- [Description of the task]: The answer consists solely of the data below, reproduced exactly.
-- Source data follows --
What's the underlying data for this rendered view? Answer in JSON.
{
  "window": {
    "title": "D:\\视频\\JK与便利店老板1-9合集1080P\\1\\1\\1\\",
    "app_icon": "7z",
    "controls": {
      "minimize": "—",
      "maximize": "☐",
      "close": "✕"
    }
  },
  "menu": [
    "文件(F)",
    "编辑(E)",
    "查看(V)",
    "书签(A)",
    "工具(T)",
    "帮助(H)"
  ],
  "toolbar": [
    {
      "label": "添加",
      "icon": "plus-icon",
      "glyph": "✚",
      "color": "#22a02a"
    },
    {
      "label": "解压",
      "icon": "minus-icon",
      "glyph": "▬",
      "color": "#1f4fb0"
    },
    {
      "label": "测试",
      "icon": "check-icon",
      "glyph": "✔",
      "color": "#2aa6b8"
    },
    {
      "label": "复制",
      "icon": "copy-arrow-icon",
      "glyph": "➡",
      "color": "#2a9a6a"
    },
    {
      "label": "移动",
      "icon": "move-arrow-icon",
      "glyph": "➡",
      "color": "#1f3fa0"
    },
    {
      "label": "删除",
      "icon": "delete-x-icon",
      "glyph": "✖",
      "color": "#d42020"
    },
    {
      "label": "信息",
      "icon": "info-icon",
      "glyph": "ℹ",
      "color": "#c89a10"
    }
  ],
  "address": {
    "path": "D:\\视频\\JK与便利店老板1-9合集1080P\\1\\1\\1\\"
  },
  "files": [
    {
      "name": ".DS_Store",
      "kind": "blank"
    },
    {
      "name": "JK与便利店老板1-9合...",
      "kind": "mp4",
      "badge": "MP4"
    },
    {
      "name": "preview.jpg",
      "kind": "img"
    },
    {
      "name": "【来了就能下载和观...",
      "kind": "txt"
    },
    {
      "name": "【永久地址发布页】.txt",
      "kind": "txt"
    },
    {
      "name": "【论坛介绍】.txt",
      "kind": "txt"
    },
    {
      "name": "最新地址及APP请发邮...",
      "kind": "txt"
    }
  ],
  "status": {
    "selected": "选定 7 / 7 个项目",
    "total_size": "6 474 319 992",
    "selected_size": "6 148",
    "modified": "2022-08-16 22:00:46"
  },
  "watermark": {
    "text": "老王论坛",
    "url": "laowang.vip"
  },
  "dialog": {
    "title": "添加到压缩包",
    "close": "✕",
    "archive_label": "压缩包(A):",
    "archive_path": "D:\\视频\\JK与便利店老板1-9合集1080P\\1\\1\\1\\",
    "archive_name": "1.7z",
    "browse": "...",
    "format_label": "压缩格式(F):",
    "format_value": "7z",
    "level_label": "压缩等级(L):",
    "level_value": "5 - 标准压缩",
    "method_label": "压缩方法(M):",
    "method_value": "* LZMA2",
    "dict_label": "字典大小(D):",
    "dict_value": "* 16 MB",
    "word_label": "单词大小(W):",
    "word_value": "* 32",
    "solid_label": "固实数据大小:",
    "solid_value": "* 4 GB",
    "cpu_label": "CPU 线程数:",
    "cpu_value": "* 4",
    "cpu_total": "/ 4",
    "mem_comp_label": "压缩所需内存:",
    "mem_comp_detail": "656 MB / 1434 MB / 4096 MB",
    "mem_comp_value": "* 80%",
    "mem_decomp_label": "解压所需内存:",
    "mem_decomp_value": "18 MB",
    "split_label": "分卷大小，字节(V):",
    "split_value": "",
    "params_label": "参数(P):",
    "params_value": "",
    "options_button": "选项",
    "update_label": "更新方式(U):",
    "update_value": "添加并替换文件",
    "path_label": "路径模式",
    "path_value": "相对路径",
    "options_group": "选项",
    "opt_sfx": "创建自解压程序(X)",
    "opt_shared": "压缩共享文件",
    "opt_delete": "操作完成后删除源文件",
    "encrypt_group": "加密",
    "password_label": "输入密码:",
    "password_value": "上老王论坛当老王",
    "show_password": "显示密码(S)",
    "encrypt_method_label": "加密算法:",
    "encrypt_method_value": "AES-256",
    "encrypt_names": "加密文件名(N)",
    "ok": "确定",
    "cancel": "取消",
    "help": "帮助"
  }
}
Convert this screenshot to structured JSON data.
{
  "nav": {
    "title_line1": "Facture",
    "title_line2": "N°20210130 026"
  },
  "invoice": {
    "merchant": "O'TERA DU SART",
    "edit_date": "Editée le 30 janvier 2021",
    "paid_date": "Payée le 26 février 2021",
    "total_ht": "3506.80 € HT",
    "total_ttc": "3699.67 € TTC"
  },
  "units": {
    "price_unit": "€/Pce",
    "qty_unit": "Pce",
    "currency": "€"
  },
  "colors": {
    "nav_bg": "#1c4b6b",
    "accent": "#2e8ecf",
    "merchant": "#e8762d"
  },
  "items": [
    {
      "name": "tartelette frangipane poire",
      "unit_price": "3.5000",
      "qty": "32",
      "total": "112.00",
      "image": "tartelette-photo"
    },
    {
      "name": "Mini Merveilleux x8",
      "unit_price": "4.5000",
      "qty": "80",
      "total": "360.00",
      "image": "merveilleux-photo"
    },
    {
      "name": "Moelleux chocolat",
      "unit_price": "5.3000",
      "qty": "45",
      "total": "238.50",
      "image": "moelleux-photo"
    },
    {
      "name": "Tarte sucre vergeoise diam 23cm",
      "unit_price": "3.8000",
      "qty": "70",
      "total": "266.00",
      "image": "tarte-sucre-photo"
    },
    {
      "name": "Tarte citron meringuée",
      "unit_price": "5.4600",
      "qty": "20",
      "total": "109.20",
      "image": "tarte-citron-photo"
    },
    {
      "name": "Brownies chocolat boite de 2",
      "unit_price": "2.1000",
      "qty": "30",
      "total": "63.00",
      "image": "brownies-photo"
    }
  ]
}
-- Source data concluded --
- [Output of the exercise]:
What's the underlying data for this rendered view? Answer in JSON.
{
  "window": {
    "title": "D:\\视频\\JK与便利店老板1-9合集1080P\\1\\1\\1\\",
    "app_icon": "7z",
    "controls": {
      "minimize": "—",
      "maximize": "☐",
      "close": "✕"
    }
  },
  "menu": [
    "文件(F)",
    "编辑(E)",
    "查看(V)",
    "书签(A)",
    "工具(T)",
    "帮助(H)"
  ],
  "toolbar": [
    {
      "label": "添加",
      "icon": "plus-icon",
      "glyph": "✚",
      "color": "#22a02a"
    },
    {
      "label": "解压",
      "icon": "minus-icon",
      "glyph": "▬",
      "color": "#1f4fb0"
    },
    {
      "label": "测试",
      "icon": "check-icon",
      "glyph": "✔",
      "color": "#2aa6b8"
    },
    {
      "label": "复制",
      "icon": "copy-arrow-icon",
      "glyph": "➡",
      "color": "#2a9a6a"
    },
    {
      "label": "移动",
      "icon": "move-arrow-icon",
      "glyph": "➡",
      "color": "#1f3fa0"
    },
    {
      "label": "删除",
      "icon": "delete-x-icon",
      "glyph": "✖",
      "color": "#d42020"
    },
    {
      "label": "信息",
      "icon": "info-icon",
      "glyph": "ℹ",
      "color": "#c89a10"
    }
  ],
  "address": {
    "path": "D:\\视频\\JK与便利店老板1-9合集1080P\\1\\1\\1\\"
  },
  "files": [
    {
      "name": ".DS_Store",
      "kind": "blank"
    },
    {
      "name": "JK与便利店老板1-9合...",
      "kind": "mp4",
      "badge": "MP4"
    },
    {
      "name": "preview.jpg",
      "kind": "img"
    },
    {
      "name": "【来了就能下载和观...",
      "kind": "txt"
    },
    {
      "name": "【永久地址发布页】.txt",
      "kind": "txt"
    },
    {
      "name": "【论坛介绍】.txt",
      "kind": "txt"
    },
    {
      "name": "最新地址及APP请发邮...",
      "kind": "txt"
    }
  ],
  "status": {
    "selected": "选定 7 / 7 个项目",
    "total_size": "6 474 319 992",
    "selected_size": "6 148",
    "modified": "2022-08-16 22:00:46"
  },
  "watermark": {
    "text": "老王论坛",
    "url": "laowang.vip"
  },
  "dialog": {
    "title": "添加到压缩包",
    "close": "✕",
    "archive_label": "压缩包(A):",
    "archive_path": "D:\\视频\\JK与便利店老板1-9合集1080P\\1\\1\\1\\",
    "archive_name": "1.7z",
    "browse": "...",
    "format_label": "压缩格式(F):",
    "format_value": "7z",
    "level_label": "压缩等级(L):",
    "level_value": "5 - 标准压缩",
    "method_label": "压缩方法(M):",
    "method_value": "* LZMA2",
    "dict_label": "字典大小(D):",
    "dict_value": "* 16 MB",
    "word_label": "单词大小(W):",
    "word_value": "* 32",
    "solid_label": "固实数据大小:",
    "solid_value": "* 4 GB",
    "cpu_label": "CPU 线程数:",
    "cpu_value": "* 4",
    "cpu_total": "/ 4",
    "mem_comp_label": "压缩所需内存:",
    "mem_comp_detail": "656 MB / 1434 MB / 4096 MB",
    "mem_comp_value": "* 80%",
    "mem_decomp_label": "解压所需内存:",
    "mem_decomp_value": "18 MB",
    "split_label": "分卷大小，字节(V):",
    "split_value": "",
    "params_label": "参数(P):",
    "params_value": "",
    "options_button": "选项",
    "update_label": "更新方式(U):",
    "update_value": "添加并替换文件",
    "path_label": "路径模式",
    "path_value": "相对路径",
    "options_group": "选项",
    "opt_sfx": "创建自解压程序(X)",
    "opt_shared": "压缩共享文件",
    "opt_delete": "操作完成后删除源文件",
    "encrypt_group": "加密",
    "password_label": "输入密码:",
    "password_value": "上老王论坛当老王",
    "show_password": "显示密码(S)",
    "encrypt_method_label": "加密算法:",
    "encrypt_method_value": "AES-256",
    "encrypt_names": "加密文件名(N)",
    "ok": "确定",
    "cancel": "取消",
    "help": "帮助"
  }
}
Convert this screenshot to structured JSON data.
{
  "nav": {
    "title_line1": "Facture",
    "title_line2": "N°20210130 026"
  },
  "invoice": {
    "merchant": "O'TERA DU SART",
    "edit_date": "Editée le 30 janvier 2021",
    "paid_date": "Payée le 26 février 2021",
    "total_ht": "3506.80 € HT",
    "total_ttc": "3699.67 € TTC"
  },
  "units": {
    "price_unit": "€/Pce",
    "qty_unit": "Pce",
    "currency": "€"
  },
  "colors": {
    "nav_bg": "#1c4b6b",
    "accent": "#2e8ecf",
    "merchant": "#e8762d"
  },
  "items": [
    {
      "name": "tartelette frangipane poire",
      "unit_price": "3.5000",
      "qty": "32",
      "total": "112.00",
      "image": "tartelette-photo"
    },
    {
      "name": "Mini Merveilleux x8",
      "unit_price": "4.5000",
      "qty": "80",
      "total": "360.00",
      "image": "merveilleux-photo"
    },
    {
      "name": "Moelleux chocolat",
      "unit_price": "5.3000",
      "qty": "45",
      "total": "238.50",
      "image": "moelleux-photo"
    },
    {
      "name": "Tarte sucre vergeoise diam 23cm",
      "unit_price": "3.8000",
      "qty": "70",
      "total": "266.00",
      "image": "tarte-sucre-photo"
    },
    {
      "name": "Tarte citron meringuée",
      "unit_price": "5.4600",
      "qty": "20",
      "total": "109.20",
      "image": "tarte-citron-photo"
    },
    {
      "name": "Brownies chocolat boite de 2",
      "unit_price": "2.1000",
      "qty": "30",
      "total": "63.00",
      "image": "brownies-photo"
    }
  ]
}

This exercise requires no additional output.